Triumph Motorcycles has recorded a turnover of Rs 3,756 crores worldwide, marking an increase of 7.6 percent over their turnover for 2011-2012. This comes on the back of glowing sales, 52,089 bikes sold for the financial year July 2012–June 2013, breaching the 50,000 sales barrier for the first time.
However, Triumph has posted an operational loss of Rs 917 lakhs, after making a profit of Rs 160 crores through 2012, due to the famous British company having pumped in major investments towards ambitious overseas expansions, including for their India operations, and also because of a negative impact they have been forced to absorb over fluctuating currency exchange rates this year.
Motorcycle markets in the Asia-Pacific zone are forecasted to accelerate at almost 7 percent a year by 2015, bringing these all-important markets up to Rs 2,36,409 crores, in comparison to smaller EU region market, predicted to nudge Rs 93,218 crores by 2015.
Triumph wants to cash in on and ride the wave in this shifting market scenario, due to which the company output 61 percent of its overall annual turnover from three factories operational in Thailand.
So, globally, it’s safe to state the motorcycle industry will continue to benefit from a rising demand in Asia-Pacific, where motorcycles are looked at as an effective transportation solution in booming and emerging markets like China and India.

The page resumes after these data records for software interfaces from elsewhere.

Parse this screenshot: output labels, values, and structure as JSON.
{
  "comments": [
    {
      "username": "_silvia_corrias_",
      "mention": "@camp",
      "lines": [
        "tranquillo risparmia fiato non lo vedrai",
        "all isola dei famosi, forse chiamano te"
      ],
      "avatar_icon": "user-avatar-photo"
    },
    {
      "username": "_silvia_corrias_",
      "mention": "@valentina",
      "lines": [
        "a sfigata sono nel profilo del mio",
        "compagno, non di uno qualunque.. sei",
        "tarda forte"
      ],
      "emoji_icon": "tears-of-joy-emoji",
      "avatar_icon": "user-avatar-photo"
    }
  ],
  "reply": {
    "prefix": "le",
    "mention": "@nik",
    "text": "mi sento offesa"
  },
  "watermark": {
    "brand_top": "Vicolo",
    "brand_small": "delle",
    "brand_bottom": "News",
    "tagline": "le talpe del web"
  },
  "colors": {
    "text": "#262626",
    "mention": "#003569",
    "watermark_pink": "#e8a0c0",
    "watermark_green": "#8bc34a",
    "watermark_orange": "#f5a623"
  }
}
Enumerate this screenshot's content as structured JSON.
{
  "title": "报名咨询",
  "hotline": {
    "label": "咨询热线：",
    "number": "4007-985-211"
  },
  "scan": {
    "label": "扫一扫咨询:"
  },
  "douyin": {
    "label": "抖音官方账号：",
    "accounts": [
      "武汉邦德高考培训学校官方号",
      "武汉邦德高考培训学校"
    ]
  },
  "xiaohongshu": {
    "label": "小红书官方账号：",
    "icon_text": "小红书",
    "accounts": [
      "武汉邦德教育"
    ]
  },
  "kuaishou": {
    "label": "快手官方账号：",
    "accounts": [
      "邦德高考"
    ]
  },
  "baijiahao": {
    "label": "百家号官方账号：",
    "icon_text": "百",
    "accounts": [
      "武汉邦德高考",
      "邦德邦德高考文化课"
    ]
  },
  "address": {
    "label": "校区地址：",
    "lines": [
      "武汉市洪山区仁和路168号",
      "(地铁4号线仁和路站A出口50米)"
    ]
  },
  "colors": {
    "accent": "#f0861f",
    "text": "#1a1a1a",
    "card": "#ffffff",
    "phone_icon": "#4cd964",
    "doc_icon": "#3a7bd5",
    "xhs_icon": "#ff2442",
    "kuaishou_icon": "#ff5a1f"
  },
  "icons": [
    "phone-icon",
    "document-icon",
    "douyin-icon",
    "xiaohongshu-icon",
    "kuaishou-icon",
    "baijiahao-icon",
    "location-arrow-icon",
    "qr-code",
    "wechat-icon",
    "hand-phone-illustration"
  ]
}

Earlier this year Triumph opened an assembly plant in Brazil, where they registered a market share of 3.4 percent in the same fiscal, and another plant in Manesar, India, where they eventually plan to manufacture small capacity, approximately 250cc bikes to start with, in order to extend their worldwide market share by tapping into higher volumes, lower capacity motorcycles, riding the boom in important emerging markets.